On Tuesday, police found a suspect on an Indigenous Reserve in Saskatchewan, Canada.I may be nearby for the weekend.
People at the James Smith Cree First Nation Reserve have been told to stay inside. An Associated Press reporter saw people running and screaming as police blocked roads and surrounded homes with guns.
Police then issued a warning that it was a false alarm and determined the suspect was not in the community, but his whereabouts were unknown and people were left nervous because statewide warnings were still in effect. .
It is not clear whether the suspect, Miles Sanderson, was actually in the area.
Regina Police Chief Evan Bray said Monday that Miles Sanderson was last seen in the state capital, Regina, more than 200 miles from where he was stabbed. Police said on Monday that a vehicle allegedly carrying the suspect was found in the Regina neighborhood. Police said Sanderson could be driving a black Nissan Rogue.
Damian Sanderson, the fugitive’s brother and fellow suspect,near the site of the sting. Police are investigating whether Miles Sanderson murdered his brother. The brothers are accused of killing 10 of his people and wounding 18 of them.
Police have not released a motive for the attack, describing it as one of Canada’s deadliest in years.
Leaders of the James Smith Cree Nation, where most of the stabbing attacks took place, blamed the killing on the drug and alcohol abuse plaguing the community they said was a legacy of Indigenous colonization. did.
James Smith Cree Nation resident Daryl Burns and his brother Ivor Wayne Burns, sister Gloria Lydia Burns, were killed while answering a phone call at First Response. Burns said his 62-year-old sister is on the crisis response team.

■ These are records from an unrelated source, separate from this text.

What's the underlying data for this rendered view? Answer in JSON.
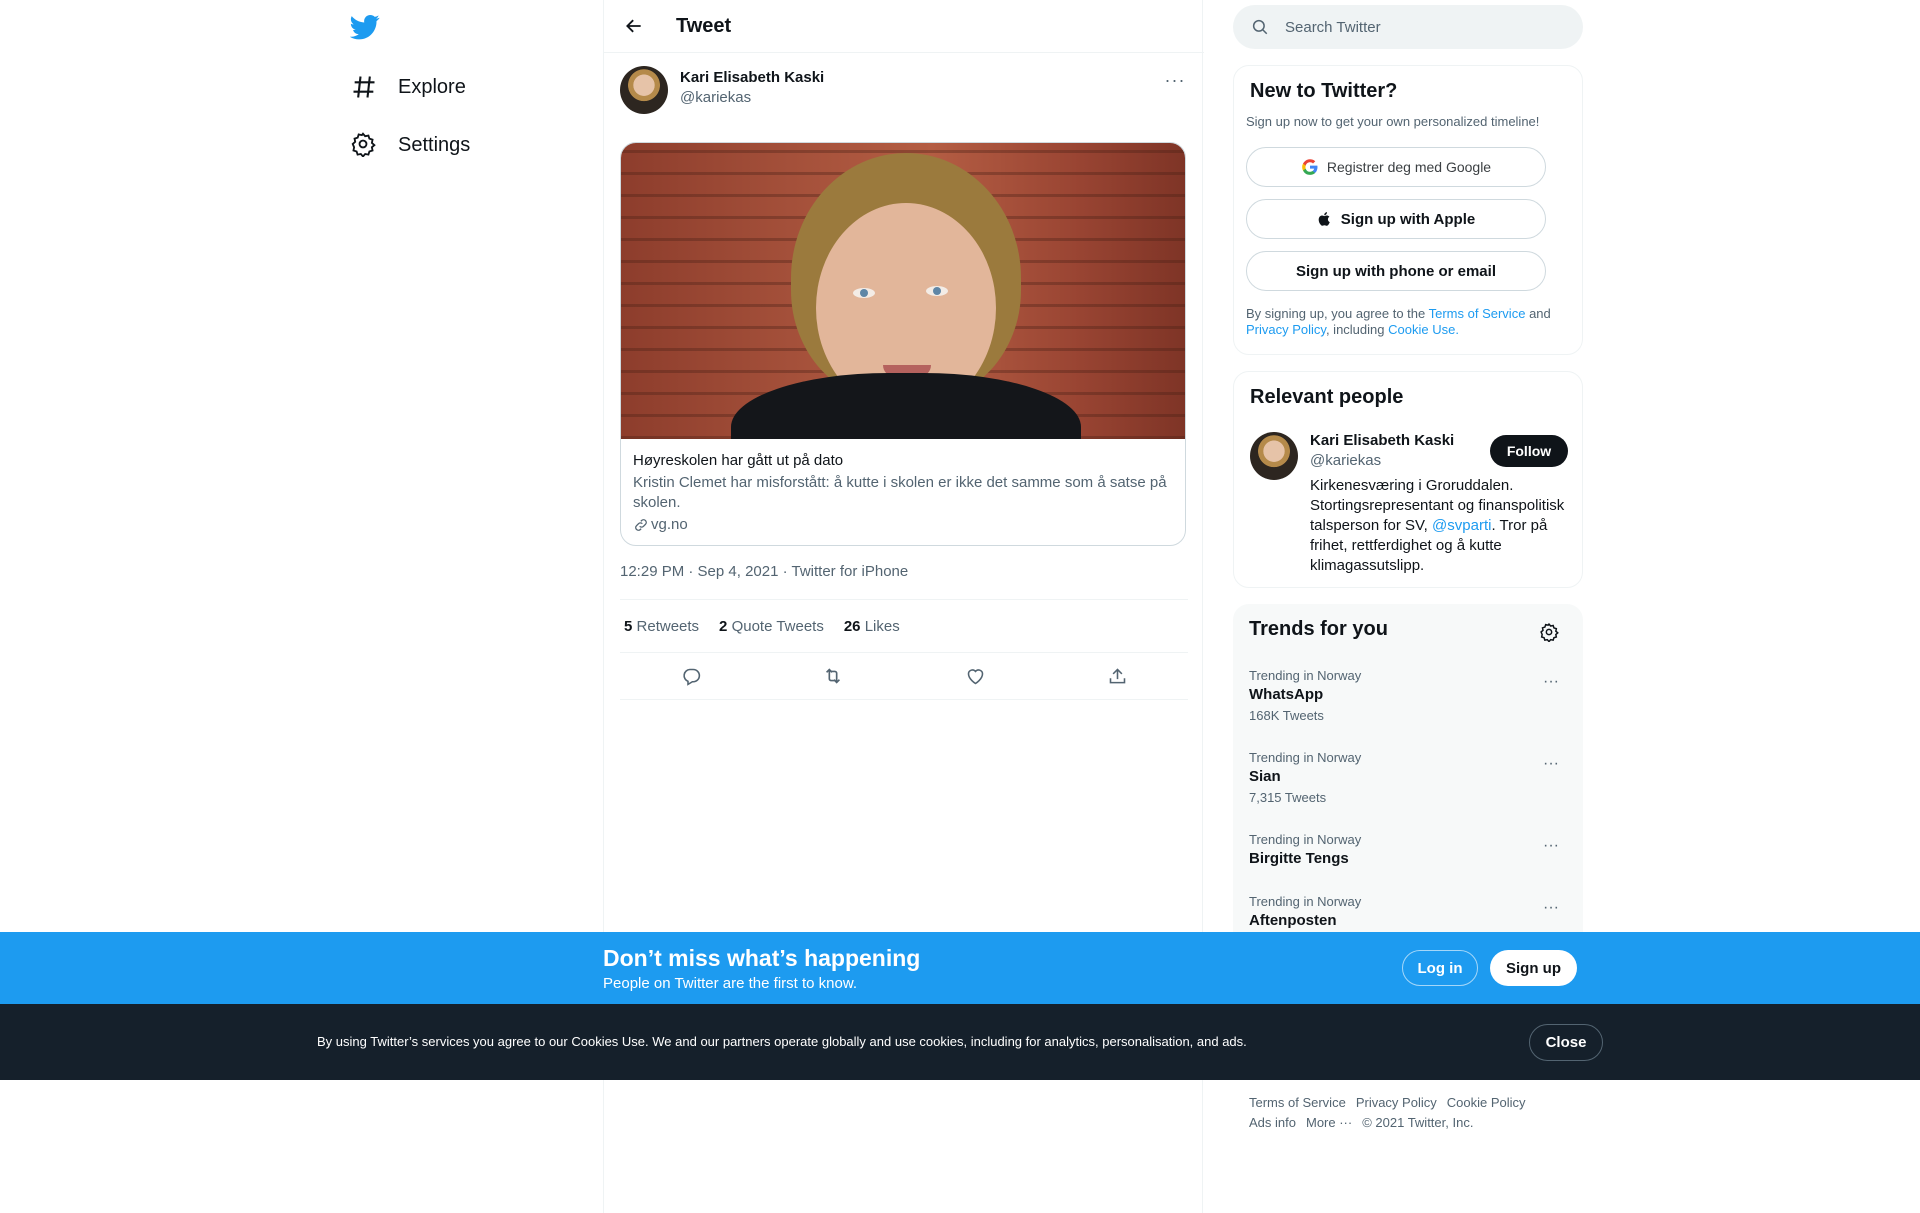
{
  "nav": {
    "logo_icon": "twitter-bird-icon",
    "items": [
      {
        "icon": "hashtag-icon",
        "label": "Explore"
      },
      {
        "icon": "gear-icon",
        "label": "Settings"
      }
    ]
  },
  "header": {
    "title": "Tweet"
  },
  "tweet": {
    "author_name": "Kari Elisabeth Kaski",
    "author_handle": "@kariekas",
    "card": {
      "title": "Høyreskolen har gått ut på dato",
      "description": "Kristin Clemet har misforstått: å kutte i skolen er ikke det samme som å satse på skolen.",
      "domain": "vg.no"
    },
    "meta": "12:29 PM · Sep 4, 2021 · Twitter for iPhone",
    "stats": {
      "retweets_count": "5",
      "retweets_label": "Retweets",
      "quotes_count": "2",
      "quotes_label": "Quote Tweets",
      "likes_count": "26",
      "likes_label": "Likes"
    }
  },
  "search": {
    "placeholder": "Search Twitter"
  },
  "signup_panel": {
    "title": "New to Twitter?",
    "subtitle": "Sign up now to get your own personalized timeline!",
    "google_label": "Registrer deg med Google",
    "apple_label": "Sign up with Apple",
    "phone_label": "Sign up with phone or email",
    "legal_prefix": "By signing up, you agree to the",
    "terms": "Terms of Service",
    "and": "and",
    "privacy": "Privacy Policy",
    "including": ", including",
    "cookie": "Cookie Use."
  },
  "relevant": {
    "title": "Relevant people",
    "name": "Kari Elisabeth Kaski",
    "handle": "@kariekas",
    "follow_label": "Follow",
    "bio_before": "Kirkenesværing i Groruddalen. Stortingsrepresentant og finanspolitisk talsperson for SV,",
    "bio_mention": "@svparti",
    "bio_after": ". Tror på frihet, rettferdighet og å kutte klimagassutslipp."
  },
  "trends": {
    "title": "Trends for you",
    "items": [
      {
        "context": "Trending in Norway",
        "name": "WhatsApp",
        "count": "168K Tweets"
      },
      {
        "context": "Trending in Norway",
        "name": "Sian",
        "count": "7,315 Tweets"
      },
      {
        "context": "Trending in Norway",
        "name": "Birgitte Tengs",
        "count": ""
      },
      {
        "context": "Trending in Norway",
        "name": "Aftenposten",
        "count": ""
      }
    ]
  },
  "footer": {
    "terms": "Terms of Service",
    "privacy": "Privacy Policy",
    "cookie": "Cookie Policy",
    "ads": "Ads info",
    "more": "More ···",
    "copyright": "© 2021 Twitter, Inc."
  },
  "promo": {
    "title": "Don’t miss what’s happening",
    "subtitle": "People on Twitter are the first to know.",
    "login_label": "Log in",
    "signup_label": "Sign up"
  },
  "cookie_bar": {
    "text": "By using Twitter’s services you agree to our Cookies Use. We and our partners operate globally and use cookies, including for analytics, personalisation, and ads.",
    "close_label": "Close"
  },
  "colors": {
    "accent": "#1d9bf0",
    "text": "#0f1419",
    "muted": "#536471",
    "dark_bar": "#15202b"
  }
}
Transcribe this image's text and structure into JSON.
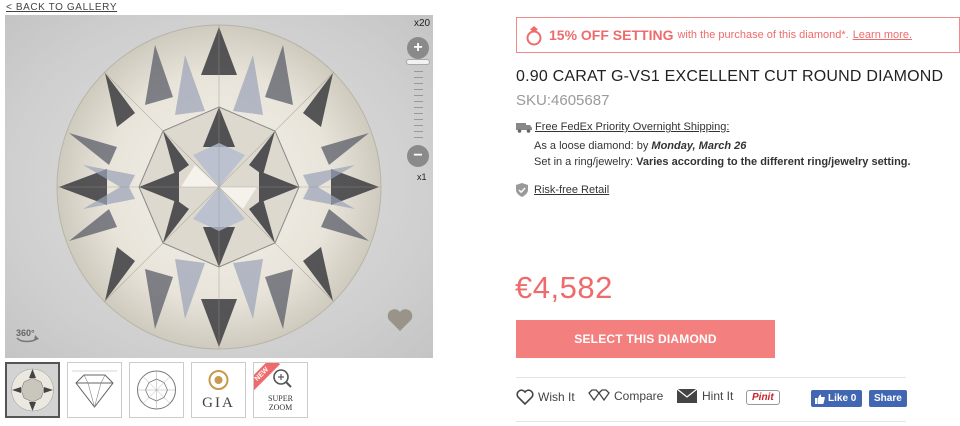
{
  "nav": {
    "back_label": "< BACK TO GALLERY"
  },
  "viewer": {
    "zoom_max_label": "x20",
    "zoom_min_label": "x1",
    "zoom_in_symbol": "+",
    "zoom_out_symbol": "−",
    "rotate_label": "360°"
  },
  "thumbnails": {
    "gia_label": "GIA",
    "super_zoom_label_1": "SUPER",
    "super_zoom_label_2": "ZOOM",
    "new_badge": "NEW"
  },
  "promo": {
    "main": "15% OFF SETTING",
    "rest": "with the purchase of this diamond*.",
    "link": "Learn more."
  },
  "product": {
    "title": "0.90 CARAT G-VS1 EXCELLENT CUT ROUND DIAMOND",
    "sku": "SKU:4605687",
    "price": "€4,582"
  },
  "shipping": {
    "link": "Free FedEx Priority Overnight Shipping:",
    "loose_prefix": "As a loose diamond: by ",
    "loose_date": "Monday, March 26",
    "ring_prefix": "Set in a ring/jewelry: ",
    "ring_value": "Varies according to the different ring/jewelry setting."
  },
  "risk": {
    "link": "Risk-free Retail"
  },
  "cta": {
    "select_label": "SELECT THIS DIAMOND"
  },
  "actions": {
    "wish": "Wish It",
    "compare": "Compare",
    "hint": "Hint It",
    "pinit": "Pinit",
    "fb_like": "Like 0",
    "fb_share": "Share"
  },
  "colors": {
    "accent": "#ef6b6b",
    "button": "#f47f7f",
    "facebook": "#4267b2"
  }
}
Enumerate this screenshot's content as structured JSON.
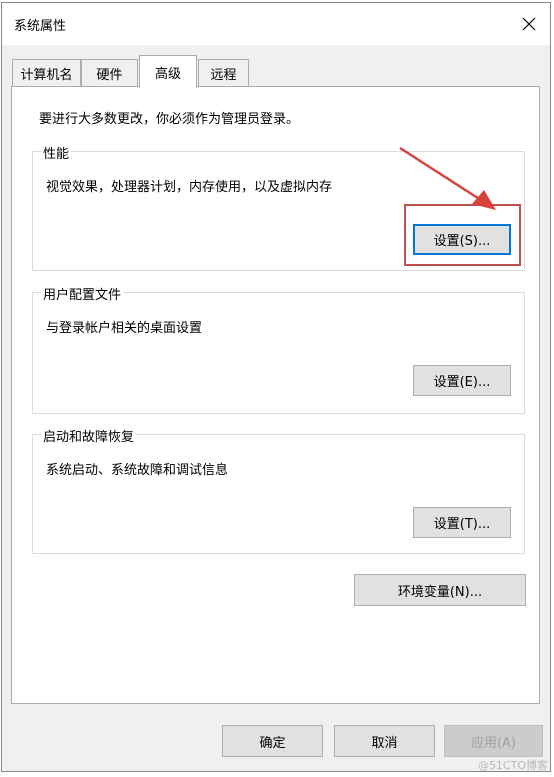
{
  "window": {
    "title": "系统属性"
  },
  "icons": {
    "close": "close-icon"
  },
  "tabs": [
    {
      "label": "计算机名"
    },
    {
      "label": "硬件"
    },
    {
      "label": "高级",
      "active": true
    },
    {
      "label": "远程"
    }
  ],
  "panel": {
    "admin_note": "要进行大多数更改，你必须作为管理员登录。",
    "performance": {
      "title": "性能",
      "description": "视觉效果，处理器计划，内存使用，以及虚拟内存",
      "button": "设置(S)..."
    },
    "user_profiles": {
      "title": "用户配置文件",
      "description": "与登录帐户相关的桌面设置",
      "button": "设置(E)..."
    },
    "startup_recovery": {
      "title": "启动和故障恢复",
      "description": "系统启动、系统故障和调试信息",
      "button": "设置(T)..."
    },
    "env_button": "环境变量(N)..."
  },
  "footer": {
    "ok": "确定",
    "cancel": "取消",
    "apply": "应用(A)"
  },
  "annotation": {
    "color": "#c0504d"
  },
  "watermark": "@51CTO博客"
}
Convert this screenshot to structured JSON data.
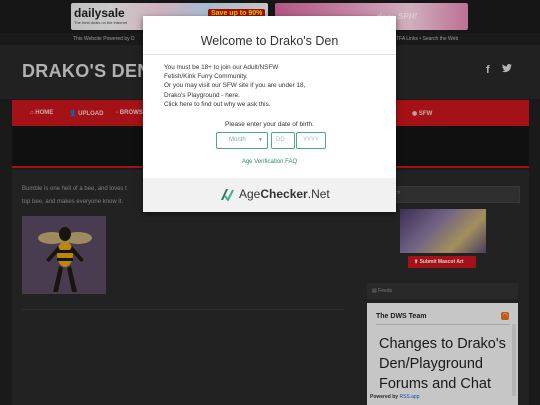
{
  "ads": {
    "daily_logo": "dailysale",
    "daily_tag": "The best deals on the internet",
    "daily_save": "Save up to 90%",
    "right_text": "...dom, SPH!"
  },
  "links": {
    "left": "This Website Powered by D",
    "right": "TFA Links • Search the Web"
  },
  "header": {
    "title": "DRAKO'S DEN",
    "facebook": "f",
    "twitter": "🐦"
  },
  "nav": {
    "items": [
      "HOME",
      "UPLOAD",
      "BROWS",
      "SFW"
    ],
    "accent": "#c8161d"
  },
  "post": {
    "line1": "Bumble is one hell of a bee, and loves t",
    "line2": "top bee, and makes everyone know it."
  },
  "sidebar": {
    "search_placeholder": "ch",
    "mascot_button": "Submit Mascot Art",
    "feeds_label": "Feeds",
    "team_title": "The DWS Team",
    "headline": "Changes to Drako's Den/Playground Forums and Chat",
    "powered_prefix": "Powered by",
    "powered_link": "RSS.app"
  },
  "modal": {
    "title": "Welcome to Drako's Den",
    "lines": [
      "You must be 18+ to join our Adult/NSFW",
      "Fetish/Kink Furry Community.",
      "Or you may visit our SFW site if you are under 18,",
      "Drako's Playground - here.",
      "Click here to find out why we ask this."
    ],
    "dob_label": "Please enter your date of birth.",
    "month_placeholder": "Month",
    "day_placeholder": "DD",
    "year_placeholder": "YYYY",
    "faq_link": "Age Verification FAQ",
    "brand_regular": "Age",
    "brand_bold": "Checker",
    "brand_suffix": ".Net",
    "accent": "#49a991"
  }
}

“She called home and got into violence,” he said. “She came to help. She was a hero.”
He also pointed to the colonization for drug and alcohol use rampant in reserves.
“We had a murder-suicide here three years ago. My granddaughter and her boyfriend. There were two murders last year. Ten more people died this year, all from drugs and alcohol.” is the cause.”
Ivor Wayne Barnes also condemned drugs and said one shouldn’t hate the suspect’s brother.
“We have to forgive them,” he said. “When you’re doing hard drugs, drinking Coke, taking heroin or meth, you can’t feel anything. When you stab someone, you think it’s funny. When you stab someone again, you laugh.”
“This is the destruction we face when harmful illegal drugs enter our communities. We demand to create safer and healthier communities for our people,” Sovereign Indigenous Peoples.
Saskatchewan Royal Canadian Mounted Police Commander Rhonda Blackmore said Miles Sanderson’s criminal record goes back years and includes violence. issued a wanted list, which wrote that he was “illegally fugitive”.
Arrest warrants were issued for both brothers before Damian Sanderson’s body was discovered, and both faced at least one count each of murder and attempted murder.
The stabbing was one of the worst mass murders in Canada, which has less crime than the United States. Canada’s worst mass shooting in history occurred in his 2020, when a man disguised as a police officer shot people in their homes and set fire across Nova Scotia, killing 22 people. In 2019, a man used his van to kill 10 pedestrians in Toronto.
Fatal mass stabbings are rarer than mass shootings, but they do occur around the world. In 2014, 29 of him were stabbed to death at a train station in Kunming, southwestern China. In 2016, 19 people were killed in a mass stabbing incident at a facility for the mentally ill in Sagamihara, Japan. A year later, three men killed eight of him in a car and stabbed him in an attack on London Bridge.
Police in Saskatchewan received the first call about the stabbing at 5:40 am on Sunday and received several more calls within minutes. Blackmore said casualties were found at his 13 locations in sparsely populated reserves and towns. The James Smith Cree Nation is about 30 kilometers from Weldon.
Among the ten murdered was Lana Head, former partner of Michael Brett Burns and mother of two daughters.
“I feel sick that jail time, drugs and alcohol have taken so many lives,” Burns told Aboriginal People’s Television Network.
Weldon residents have identified one of the dead as Wes Petterson, a retired widower who made coffee every morning at a seniors center. He loved gardening, picking berries, canning, making jams and cakes, recalled William Werks, 47, and his mother Sharon Werks, 64.
William Werks described his neighbor as a “kind old man” and “community first”, and said, “He would take his shirt off his back if he could.”
Sharon Werks was perplexed: “I don’t understand why they would target someone like him. Because he was just a poor, helpless little guy. Because that was the way he was.” He cared about everyone, and they cared about him.